- _Task requirements_
Exact copies of all the entries are needed.

- _Items from a dataset_
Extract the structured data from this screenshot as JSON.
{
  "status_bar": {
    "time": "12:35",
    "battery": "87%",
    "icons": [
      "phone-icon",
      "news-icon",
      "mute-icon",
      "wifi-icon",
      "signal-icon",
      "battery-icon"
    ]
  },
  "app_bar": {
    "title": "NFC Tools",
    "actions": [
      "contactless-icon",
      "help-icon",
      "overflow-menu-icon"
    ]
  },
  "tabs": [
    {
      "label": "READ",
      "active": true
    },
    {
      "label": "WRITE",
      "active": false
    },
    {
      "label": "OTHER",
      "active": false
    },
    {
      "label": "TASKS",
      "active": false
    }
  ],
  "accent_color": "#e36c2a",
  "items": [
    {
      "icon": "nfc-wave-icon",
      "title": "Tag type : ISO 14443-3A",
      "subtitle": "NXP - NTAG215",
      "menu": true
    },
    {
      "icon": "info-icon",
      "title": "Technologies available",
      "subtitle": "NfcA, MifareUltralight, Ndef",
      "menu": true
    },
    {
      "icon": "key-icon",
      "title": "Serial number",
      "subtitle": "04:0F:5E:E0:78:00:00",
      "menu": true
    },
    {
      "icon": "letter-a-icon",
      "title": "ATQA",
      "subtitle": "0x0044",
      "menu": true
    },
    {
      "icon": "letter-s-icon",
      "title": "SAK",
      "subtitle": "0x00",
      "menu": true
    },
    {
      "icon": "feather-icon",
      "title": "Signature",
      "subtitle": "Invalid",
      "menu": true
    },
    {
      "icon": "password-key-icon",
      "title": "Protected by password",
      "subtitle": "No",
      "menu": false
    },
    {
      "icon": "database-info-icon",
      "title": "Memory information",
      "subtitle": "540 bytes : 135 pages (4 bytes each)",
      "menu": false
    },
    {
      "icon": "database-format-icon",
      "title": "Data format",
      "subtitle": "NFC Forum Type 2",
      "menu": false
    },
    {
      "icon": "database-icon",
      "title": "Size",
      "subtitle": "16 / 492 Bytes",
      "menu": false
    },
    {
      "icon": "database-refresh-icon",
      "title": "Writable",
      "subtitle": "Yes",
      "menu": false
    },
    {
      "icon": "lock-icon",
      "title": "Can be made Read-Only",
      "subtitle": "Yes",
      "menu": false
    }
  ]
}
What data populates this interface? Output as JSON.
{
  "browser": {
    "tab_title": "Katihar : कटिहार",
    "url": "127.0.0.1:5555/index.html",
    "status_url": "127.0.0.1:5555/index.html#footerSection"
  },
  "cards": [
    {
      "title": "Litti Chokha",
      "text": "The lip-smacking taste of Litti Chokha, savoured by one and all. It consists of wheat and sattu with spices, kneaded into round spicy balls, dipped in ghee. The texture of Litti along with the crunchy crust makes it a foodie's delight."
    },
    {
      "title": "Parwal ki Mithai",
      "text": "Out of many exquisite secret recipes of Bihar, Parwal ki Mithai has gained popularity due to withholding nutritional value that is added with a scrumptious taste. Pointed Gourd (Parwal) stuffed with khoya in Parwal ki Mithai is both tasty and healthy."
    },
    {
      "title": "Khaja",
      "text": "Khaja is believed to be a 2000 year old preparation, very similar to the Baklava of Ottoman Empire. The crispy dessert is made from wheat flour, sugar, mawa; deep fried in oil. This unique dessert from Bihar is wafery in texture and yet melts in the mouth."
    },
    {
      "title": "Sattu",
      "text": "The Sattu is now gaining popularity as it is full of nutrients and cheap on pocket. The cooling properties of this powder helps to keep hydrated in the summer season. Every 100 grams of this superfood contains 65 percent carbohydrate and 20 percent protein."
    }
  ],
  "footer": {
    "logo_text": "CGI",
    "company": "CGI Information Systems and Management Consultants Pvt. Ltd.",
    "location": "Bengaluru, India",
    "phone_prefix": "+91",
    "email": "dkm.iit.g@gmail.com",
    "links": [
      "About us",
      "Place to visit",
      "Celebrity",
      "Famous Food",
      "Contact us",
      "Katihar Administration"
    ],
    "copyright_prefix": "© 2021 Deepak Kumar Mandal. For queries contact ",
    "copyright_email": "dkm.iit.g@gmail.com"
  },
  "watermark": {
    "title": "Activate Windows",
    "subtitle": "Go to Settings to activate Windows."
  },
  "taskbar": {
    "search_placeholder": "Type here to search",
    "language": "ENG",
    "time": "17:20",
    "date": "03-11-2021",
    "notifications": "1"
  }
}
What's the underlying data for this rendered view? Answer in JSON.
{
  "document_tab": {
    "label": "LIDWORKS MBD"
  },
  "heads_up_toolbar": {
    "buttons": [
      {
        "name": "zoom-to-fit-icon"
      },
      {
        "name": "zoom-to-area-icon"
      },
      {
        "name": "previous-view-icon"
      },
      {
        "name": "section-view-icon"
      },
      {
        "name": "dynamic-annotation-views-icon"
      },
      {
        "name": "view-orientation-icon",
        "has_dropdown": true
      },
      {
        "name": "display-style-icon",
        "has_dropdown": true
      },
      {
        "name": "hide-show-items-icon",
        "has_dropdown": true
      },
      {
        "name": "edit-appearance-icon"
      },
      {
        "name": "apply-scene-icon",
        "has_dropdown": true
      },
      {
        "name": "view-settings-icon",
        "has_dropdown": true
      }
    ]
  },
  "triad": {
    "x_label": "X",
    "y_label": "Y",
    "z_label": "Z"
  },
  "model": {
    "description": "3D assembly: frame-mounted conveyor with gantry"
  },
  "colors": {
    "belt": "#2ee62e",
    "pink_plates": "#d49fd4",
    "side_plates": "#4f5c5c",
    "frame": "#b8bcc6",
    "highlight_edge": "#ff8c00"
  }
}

- _Exercise answer_
Extract the structured data from this screenshot as JSON.
{
  "status_bar": {
    "time": "12:35",
    "battery": "87%",
    "icons": [
      "phone-icon",
      "news-icon",
      "mute-icon",
      "wifi-icon",
      "signal-icon",
      "battery-icon"
    ]
  },
  "app_bar": {
    "title": "NFC Tools",
    "actions": [
      "contactless-icon",
      "help-icon",
      "overflow-menu-icon"
    ]
  },
  "tabs": [
    {
      "label": "READ",
      "active": true
    },
    {
      "label": "WRITE",
      "active": false
    },
    {
      "label": "OTHER",
      "active": false
    },
    {
      "label": "TASKS",
      "active": false
    }
  ],
  "accent_color": "#e36c2a",
  "items": [
    {
      "icon": "nfc-wave-icon",
      "title": "Tag type : ISO 14443-3A",
      "subtitle": "NXP - NTAG215",
      "menu": true
    },
    {
      "icon": "info-icon",
      "title": "Technologies available",
      "subtitle": "NfcA, MifareUltralight, Ndef",
      "menu": true
    },
    {
      "icon": "key-icon",
      "title": "Serial number",
      "subtitle": "04:0F:5E:E0:78:00:00",
      "menu": true
    },
    {
      "icon": "letter-a-icon",
      "title": "ATQA",
      "subtitle": "0x0044",
      "menu": true
    },
    {
      "icon": "letter-s-icon",
      "title": "SAK",
      "subtitle": "0x00",
      "menu": true
    },
    {
      "icon": "feather-icon",
      "title": "Signature",
      "subtitle": "Invalid",
      "menu": true
    },
    {
      "icon": "password-key-icon",
      "title": "Protected by password",
      "subtitle": "No",
      "menu": false
    },
    {
      "icon": "database-info-icon",
      "title": "Memory information",
      "subtitle": "540 bytes : 135 pages (4 bytes each)",
      "menu": false
    },
    {
      "icon": "database-format-icon",
      "title": "Data format",
      "subtitle": "NFC Forum Type 2",
      "menu": false
    },
    {
      "icon": "database-icon",
      "title": "Size",
      "subtitle": "16 / 492 Bytes",
      "menu": false
    },
    {
      "icon": "database-refresh-icon",
      "title": "Writable",
      "subtitle": "Yes",
      "menu": false
    },
    {
      "icon": "lock-icon",
      "title": "Can be made Read-Only",
      "subtitle": "Yes",
      "menu": false
    }
  ]
}
What data populates this interface? Output as JSON.
{
  "browser": {
    "tab_title": "Katihar : कटिहार",
    "url": "127.0.0.1:5555/index.html",
    "status_url": "127.0.0.1:5555/index.html#footerSection"
  },
  "cards": [
    {
      "title": "Litti Chokha",
      "text": "The lip-smacking taste of Litti Chokha, savoured by one and all. It consists of wheat and sattu with spices, kneaded into round spicy balls, dipped in ghee. The texture of Litti along with the crunchy crust makes it a foodie's delight."
    },
    {
      "title": "Parwal ki Mithai",
      "text": "Out of many exquisite secret recipes of Bihar, Parwal ki Mithai has gained popularity due to withholding nutritional value that is added with a scrumptious taste. Pointed Gourd (Parwal) stuffed with khoya in Parwal ki Mithai is both tasty and healthy."
    },
    {
      "title": "Khaja",
      "text": "Khaja is believed to be a 2000 year old preparation, very similar to the Baklava of Ottoman Empire. The crispy dessert is made from wheat flour, sugar, mawa; deep fried in oil. This unique dessert from Bihar is wafery in texture and yet melts in the mouth."
    },
    {
      "title": "Sattu",
      "text": "The Sattu is now gaining popularity as it is full of nutrients and cheap on pocket. The cooling properties of this powder helps to keep hydrated in the summer season. Every 100 grams of this superfood contains 65 percent carbohydrate and 20 percent protein."
    }
  ],
  "footer": {
    "logo_text": "CGI",
    "company": "CGI Information Systems and Management Consultants Pvt. Ltd.",
    "location": "Bengaluru, India",
    "phone_prefix": "+91",
    "email": "dkm.iit.g@gmail.com",
    "links": [
      "About us",
      "Place to visit",
      "Celebrity",
      "Famous Food",
      "Contact us",
      "Katihar Administration"
    ],
    "copyright_prefix": "© 2021 Deepak Kumar Mandal. For queries contact ",
    "copyright_email": "dkm.iit.g@gmail.com"
  },
  "watermark": {
    "title": "Activate Windows",
    "subtitle": "Go to Settings to activate Windows."
  },
  "taskbar": {
    "search_placeholder": "Type here to search",
    "language": "ENG",
    "time": "17:20",
    "date": "03-11-2021",
    "notifications": "1"
  }
}
What's the underlying data for this rendered view? Answer in JSON.
{
  "document_tab": {
    "label": "LIDWORKS MBD"
  },
  "heads_up_toolbar": {
    "buttons": [
      {
        "name": "zoom-to-fit-icon"
      },
      {
        "name": "zoom-to-area-icon"
      },
      {
        "name": "previous-view-icon"
      },
      {
        "name": "section-view-icon"
      },
      {
        "name": "dynamic-annotation-views-icon"
      },
      {
        "name": "view-orientation-icon",
        "has_dropdown": true
      },
      {
        "name": "display-style-icon",
        "has_dropdown": true
      },
      {
        "name": "hide-show-items-icon",
        "has_dropdown": true
      },
      {
        "name": "edit-appearance-icon"
      },
      {
        "name": "apply-scene-icon",
        "has_dropdown": true
      },
      {
        "name": "view-settings-icon",
        "has_dropdown": true
      }
    ]
  },
  "triad": {
    "x_label": "X",
    "y_label": "Y",
    "z_label": "Z"
  },
  "model": {
    "description": "3D assembly: frame-mounted conveyor with gantry"
  },
  "colors": {
    "belt": "#2ee62e",
    "pink_plates": "#d49fd4",
    "side_plates": "#4f5c5c",
    "frame": "#b8bcc6",
    "highlight_edge": "#ff8c00"
  }
}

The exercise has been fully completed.